Says Chris Ekers: “The combination of the line arrays with a cardioid sub array produced excellent directivity and propagation into the audience areas, often leaving some on stage to wonder if the PA was on! The addition of a fourth delay position this year provided near seamless horizontal coverage across the wider part of the field beyond 100m and up the hill to the boundary 250m from stage. Each hang was zoned so that the upper array sections were independently adjustable, helping reduce noise levels in the village of Pilton 1100m from stage.” Working closely with the noise monitoring teams, Chris added, “if we breached our limit at the measurement boundaries and were asked to reduce levels, I was able to make small level changes to the system without affecting the engineers mixing at FOH or the enjoyment of the majority of the audience; it worked well”.
FOH control comprised a pair of Midas XL4 consoles, with a Heritage 1000 as the central signal matrix serving the main system drive racks. The team opted for an all-analogue set-up at FOH this year as the XL4 had turned out, in pre-production discussions between RG Jones audio production manager and FOH engineer Steve Carr and this year’s bands’ engineers, to be the majority’s preferred choice. System EQ was achieved using XTA digital EQ with a wireless tablet and Klark Teknik DN360 for grab EQ. Working alongside Steve Carr were Diarmuid McLennan and system engineer Chris Ekers, while Ampco’s Remco Verhoek brought his long experience with Synco systems to the team as PA rigger.

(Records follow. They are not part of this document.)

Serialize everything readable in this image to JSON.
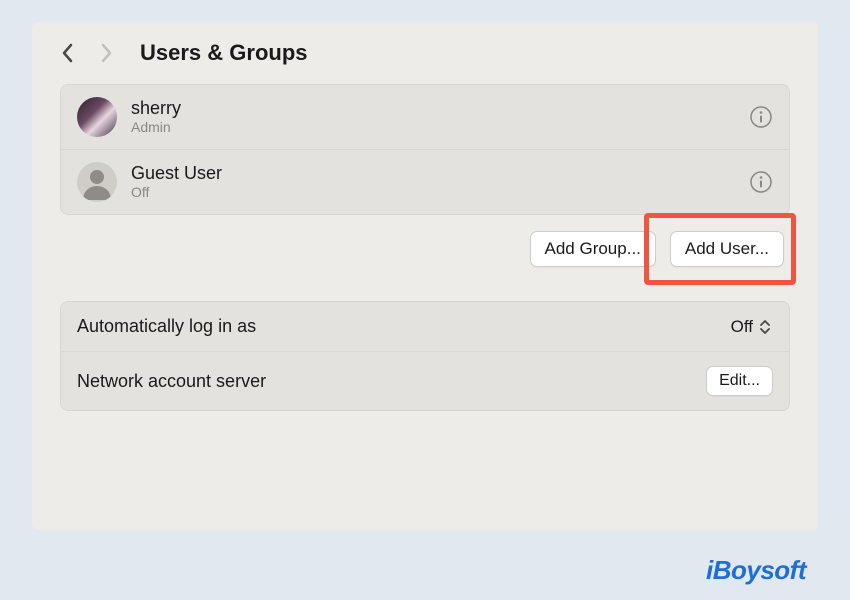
{
  "header": {
    "title": "Users & Groups"
  },
  "users": [
    {
      "name": "sherry",
      "role": "Admin"
    },
    {
      "name": "Guest User",
      "role": "Off"
    }
  ],
  "actions": {
    "add_group": "Add Group...",
    "add_user": "Add User..."
  },
  "settings": {
    "auto_login_label": "Automatically log in as",
    "auto_login_value": "Off",
    "network_server_label": "Network account server",
    "edit_label": "Edit..."
  },
  "watermark": "iBoysoft"
}
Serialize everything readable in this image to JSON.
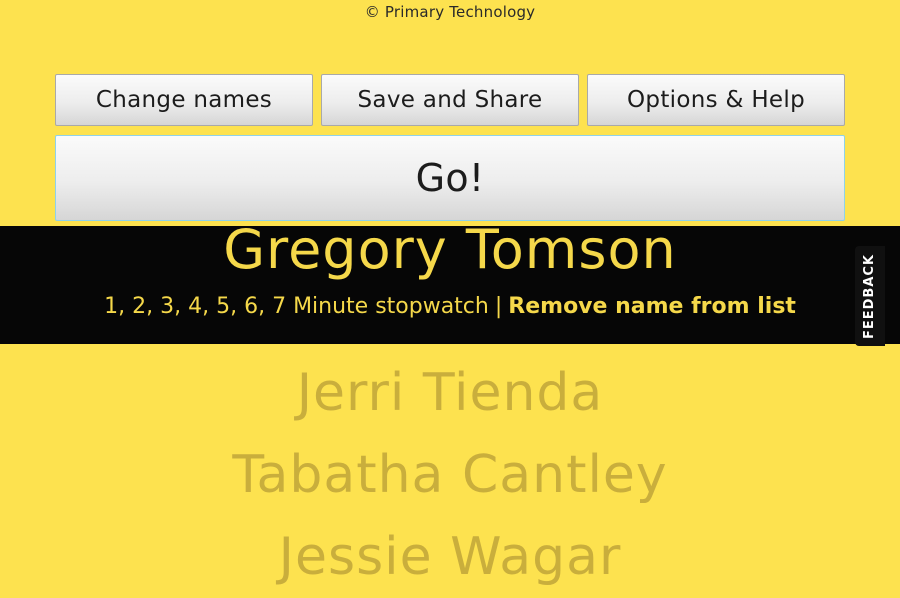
{
  "credit": "© Primary Technology",
  "toolbar": {
    "change_names": "Change names",
    "save_and_share": "Save and Share",
    "options_help": "Options & Help",
    "go": "Go!"
  },
  "selected": {
    "name": "Gregory Tomson",
    "minutes": [
      "1",
      "2",
      "3",
      "4",
      "5",
      "6",
      "7"
    ],
    "stopwatch_suffix": "Minute stopwatch",
    "separator": "|",
    "remove_label": "Remove name from list"
  },
  "feedback_label": "FEEDBACK",
  "remaining_names": [
    "Jerri Tienda",
    "Tabatha Cantley",
    "Jessie Wagar"
  ],
  "colors": {
    "background": "#fde24f",
    "band": "#060606",
    "highlight_text": "#f5d84a",
    "faded_name": "#c9ae3c"
  }
}
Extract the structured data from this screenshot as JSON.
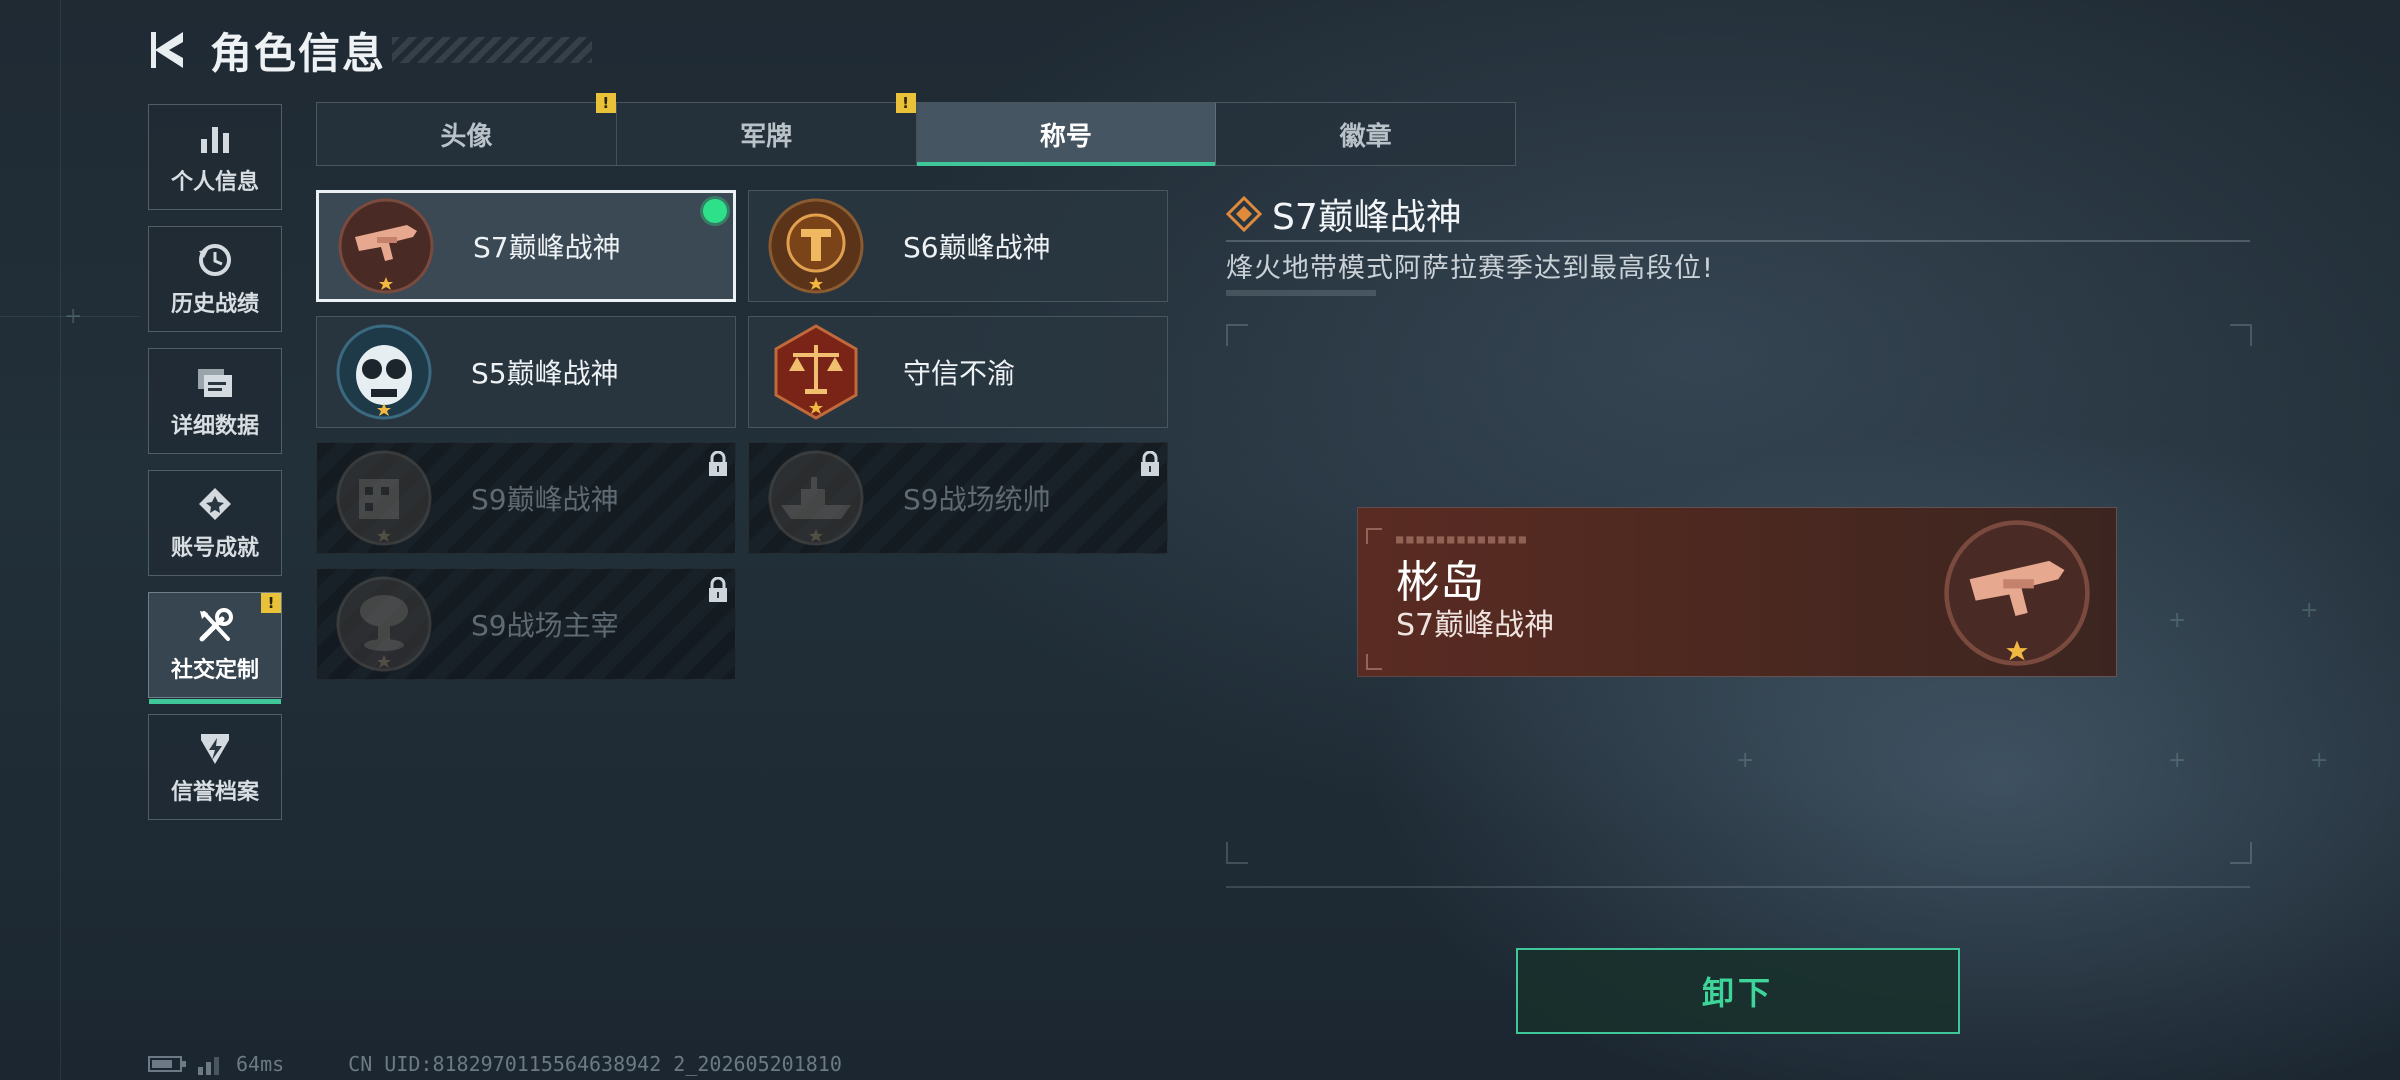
{
  "header": {
    "title": "角色信息"
  },
  "sidebar": {
    "items": [
      {
        "label": "个人信息",
        "icon": "bar-chart-icon"
      },
      {
        "label": "历史战绩",
        "icon": "history-icon"
      },
      {
        "label": "详细数据",
        "icon": "folder-icon"
      },
      {
        "label": "账号成就",
        "icon": "achievement-icon"
      },
      {
        "label": "社交定制",
        "icon": "tools-icon",
        "active": true,
        "badge": "!"
      },
      {
        "label": "信誉档案",
        "icon": "credit-icon"
      }
    ]
  },
  "tabs": [
    {
      "label": "头像",
      "badge": "!"
    },
    {
      "label": "军牌",
      "badge": "!"
    },
    {
      "label": "称号",
      "active": true
    },
    {
      "label": "徽章"
    }
  ],
  "titles": [
    {
      "name": "S7巅峰战神",
      "state": "equipped",
      "emblem": "rifle-emblem-icon"
    },
    {
      "name": "S6巅峰战神",
      "state": "owned",
      "emblem": "t-laurel-emblem-icon"
    },
    {
      "name": "S5巅峰战神",
      "state": "owned",
      "emblem": "skull-goggles-emblem-icon"
    },
    {
      "name": "守信不渝",
      "state": "owned",
      "emblem": "scales-emblem-icon"
    },
    {
      "name": "S9巅峰战神",
      "state": "locked",
      "emblem": "building-emblem-icon"
    },
    {
      "name": "S9战场统帅",
      "state": "locked",
      "emblem": "ship-emblem-icon"
    },
    {
      "name": "S9战场主宰",
      "state": "locked",
      "emblem": "mushroom-cloud-emblem-icon"
    }
  ],
  "detail": {
    "title": "S7巅峰战神",
    "description": "烽火地带模式阿萨拉赛季达到最高段位!"
  },
  "preview": {
    "player_name": "彬岛",
    "title": "S7巅峰战神"
  },
  "action": {
    "unequip_label": "卸下"
  },
  "footer": {
    "ping": "64ms",
    "uid": "CN UID:8182970115564638942 2_202605201810"
  },
  "colors": {
    "accent": "#3fc79a",
    "equipped_dot": "#2fe08a",
    "badge": "#e9c23a",
    "preview_bg": "#5a2b22"
  }
}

Up on the iconic stage, the house monitor system comprised proprietary Synco low-profile dual-concentric CW15A 15” wedges, driven by Synco amp racks, along with a Synco drum sub-bass system with a triple-18” WS318X, a 2x15” Synco STS subwoofer and a 15” Synco CW15A wedge for the top end, run from a drum sub-bass drive rack custom-built by Synco for the occasion.
A dual Yamaha PM5D setup provided the house monitor mix, controlled by a single Yamaha DME64 which allowed both desks to access the same wedge system simultaneously for maximum flexibility. Monitor world was in the hands of Paul Meyers and George Hogan.
An RG Jones innovation introduced at Glastonbury 2007 was continued – the sophisticated shout system between stage and FOH, with all stage crew wearing a radio IEM and a push-to-talk radio headset, while FOH and monitors had switched microphones and wedges, controlled by a dedicated Yamaha LS9 mixer.
As a wet first day turned into a weekend’s hot sunshine the stage and FOH teams delivered sound for a total of 24 bands. Pre-production manager and RG Jones stage manager / splits master Mark Isbister commented: “It was another faultless year on the Pyramid Stage with some amazing performances from a dream line-up. A big shout must go to the stage team of Ben Milton, Laura Yensen and Matt Sussex; without their teamwork all my pre-planning would have been wasted. Here’s to the next one.”
Technical Director Acoustics of RPS Planning and Development David Leversedge said: “RG Jones not only provided fantastic sound for the Pyramid Stage, but also worked closely with RPS to achieve the very tight off site noise limits.”
“The crew were absolutely fantastic throughout” smiled RG Jones Director Andrew Williamson, “we had a star-studded cast of engineers, and it’s clear to see how they've got their reputations”.